“Stop Hunger Now is an organization that packages dry food in these sealed 1-pound bags — six meals in a bag,” Moore said. “They use this opportunity to provide meals in areas of the world where there is a tremendous amount of malnourishment.”

The Rev. Tommy Miller, the music minister at Hawkins United Methodist Church and a member of Port City Kiwanis, said the church packed 45,000 meals at its last event. In 2014, Methodist volunteers packed 35,000 meals at Crawford Street.

The packages also include a vitamin tablet and seasoning, Miller said, noting he plans to eat nothing but the vacuum packed food during the next Lenten season.

“It’s not bad.
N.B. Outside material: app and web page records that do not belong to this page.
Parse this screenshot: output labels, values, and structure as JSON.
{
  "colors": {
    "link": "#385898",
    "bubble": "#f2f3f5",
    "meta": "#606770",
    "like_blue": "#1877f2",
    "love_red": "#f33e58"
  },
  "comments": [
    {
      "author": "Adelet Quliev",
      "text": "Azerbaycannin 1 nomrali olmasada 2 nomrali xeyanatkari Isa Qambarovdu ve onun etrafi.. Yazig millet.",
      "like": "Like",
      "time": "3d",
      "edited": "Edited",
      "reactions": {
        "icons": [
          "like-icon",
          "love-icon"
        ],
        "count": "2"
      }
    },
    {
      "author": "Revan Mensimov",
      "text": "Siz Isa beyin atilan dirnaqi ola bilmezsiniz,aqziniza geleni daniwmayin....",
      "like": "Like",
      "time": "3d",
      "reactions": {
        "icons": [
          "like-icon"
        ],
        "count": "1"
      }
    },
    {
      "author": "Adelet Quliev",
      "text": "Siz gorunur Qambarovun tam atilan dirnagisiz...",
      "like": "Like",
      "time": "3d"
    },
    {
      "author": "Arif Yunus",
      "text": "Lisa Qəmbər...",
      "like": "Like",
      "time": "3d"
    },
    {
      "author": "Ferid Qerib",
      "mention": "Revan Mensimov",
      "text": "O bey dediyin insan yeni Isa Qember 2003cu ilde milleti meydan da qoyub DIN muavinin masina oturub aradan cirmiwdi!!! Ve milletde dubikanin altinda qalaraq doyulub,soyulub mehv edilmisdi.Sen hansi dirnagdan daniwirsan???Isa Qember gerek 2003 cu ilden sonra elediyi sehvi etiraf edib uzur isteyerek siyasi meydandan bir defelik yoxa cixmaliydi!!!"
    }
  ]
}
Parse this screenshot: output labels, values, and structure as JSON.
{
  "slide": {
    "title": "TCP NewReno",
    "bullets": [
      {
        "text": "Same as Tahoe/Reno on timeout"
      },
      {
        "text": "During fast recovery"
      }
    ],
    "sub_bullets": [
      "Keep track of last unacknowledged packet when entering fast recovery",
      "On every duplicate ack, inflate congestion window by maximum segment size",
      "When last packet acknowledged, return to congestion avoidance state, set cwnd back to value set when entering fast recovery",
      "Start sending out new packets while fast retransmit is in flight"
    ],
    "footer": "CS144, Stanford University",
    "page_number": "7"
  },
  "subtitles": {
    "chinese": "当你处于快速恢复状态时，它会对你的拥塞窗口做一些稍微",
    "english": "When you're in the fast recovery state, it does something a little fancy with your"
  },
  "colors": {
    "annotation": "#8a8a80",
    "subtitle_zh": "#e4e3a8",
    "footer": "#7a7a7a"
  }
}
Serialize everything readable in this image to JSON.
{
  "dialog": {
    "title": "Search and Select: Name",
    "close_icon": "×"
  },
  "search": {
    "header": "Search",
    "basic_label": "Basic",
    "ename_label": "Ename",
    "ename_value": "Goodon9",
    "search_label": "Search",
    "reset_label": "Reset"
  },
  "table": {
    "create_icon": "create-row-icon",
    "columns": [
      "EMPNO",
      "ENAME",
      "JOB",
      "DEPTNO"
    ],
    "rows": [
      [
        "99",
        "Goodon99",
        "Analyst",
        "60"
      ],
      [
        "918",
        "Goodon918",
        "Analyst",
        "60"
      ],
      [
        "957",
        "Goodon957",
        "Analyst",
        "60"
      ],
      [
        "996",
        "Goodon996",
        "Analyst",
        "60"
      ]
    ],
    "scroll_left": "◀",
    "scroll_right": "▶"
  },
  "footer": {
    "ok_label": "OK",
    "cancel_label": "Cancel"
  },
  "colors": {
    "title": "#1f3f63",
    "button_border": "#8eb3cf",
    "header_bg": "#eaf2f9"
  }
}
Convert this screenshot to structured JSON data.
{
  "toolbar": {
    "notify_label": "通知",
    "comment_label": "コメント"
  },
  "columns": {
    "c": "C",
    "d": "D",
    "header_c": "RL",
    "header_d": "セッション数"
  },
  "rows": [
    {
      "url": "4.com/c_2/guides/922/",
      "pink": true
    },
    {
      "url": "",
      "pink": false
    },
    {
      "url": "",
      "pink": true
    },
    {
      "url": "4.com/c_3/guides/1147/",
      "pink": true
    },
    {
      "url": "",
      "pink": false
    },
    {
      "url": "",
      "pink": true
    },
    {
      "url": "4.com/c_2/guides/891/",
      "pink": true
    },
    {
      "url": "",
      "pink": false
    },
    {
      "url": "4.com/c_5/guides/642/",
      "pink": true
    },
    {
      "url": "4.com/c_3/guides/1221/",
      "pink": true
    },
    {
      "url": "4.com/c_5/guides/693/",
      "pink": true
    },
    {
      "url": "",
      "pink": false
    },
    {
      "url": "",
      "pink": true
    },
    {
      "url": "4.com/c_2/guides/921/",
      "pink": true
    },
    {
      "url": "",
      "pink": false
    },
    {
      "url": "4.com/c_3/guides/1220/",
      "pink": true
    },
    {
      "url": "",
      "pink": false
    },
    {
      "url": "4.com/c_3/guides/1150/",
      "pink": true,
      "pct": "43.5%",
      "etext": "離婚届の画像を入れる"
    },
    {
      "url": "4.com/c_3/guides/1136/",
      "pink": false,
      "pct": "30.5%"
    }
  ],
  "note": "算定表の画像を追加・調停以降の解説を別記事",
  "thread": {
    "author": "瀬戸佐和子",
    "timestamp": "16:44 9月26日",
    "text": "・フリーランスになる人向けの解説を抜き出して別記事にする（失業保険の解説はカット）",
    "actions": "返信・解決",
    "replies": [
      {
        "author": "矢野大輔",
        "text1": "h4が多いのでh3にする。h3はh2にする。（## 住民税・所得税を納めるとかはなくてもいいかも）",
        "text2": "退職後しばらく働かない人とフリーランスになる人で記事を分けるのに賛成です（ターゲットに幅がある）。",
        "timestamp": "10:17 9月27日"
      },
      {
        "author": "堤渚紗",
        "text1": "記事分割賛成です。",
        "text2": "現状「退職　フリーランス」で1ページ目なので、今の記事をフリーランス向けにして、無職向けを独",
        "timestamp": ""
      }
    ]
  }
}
If you’re hungry, you’re going to eat it. We’ve done it before and made it, and it’s not bad,” Miller said.

Stop Hunger Now is an international hunger relief agency that has been working to end hunger since 1998. The organization has provided more than 100 million meals around the world.

“The goal is to end hunger on this planet. The organization maintains that there are sufficient resources to accomplish this if it is,” Moore said.

The presentation also inspired Kiwanis members to pledge to help the local fight against hunger by donating to Storehouse Food Pantry.

“Here in Vicksburg there is a need to eradicate hunger that’s here. Then we can go other places,” Kiwanis member Jim Stirgus Jr. said.

Moore agreed and said it is important to support local charities such as the pantry.

“It’s great to be able to go in across the world and address these issues, but when you do that to the exclusion of what’s in your back yard, you’re missing something fundamental,” Moore said.

Kiwanis member Johnny Reynolds challenged members of the club to donate a canned food item every week during September. The donations will be given to the local pantry, Reynolds said.

“Around this time of year, things get low and they don’t have a lot,” Reynolds said.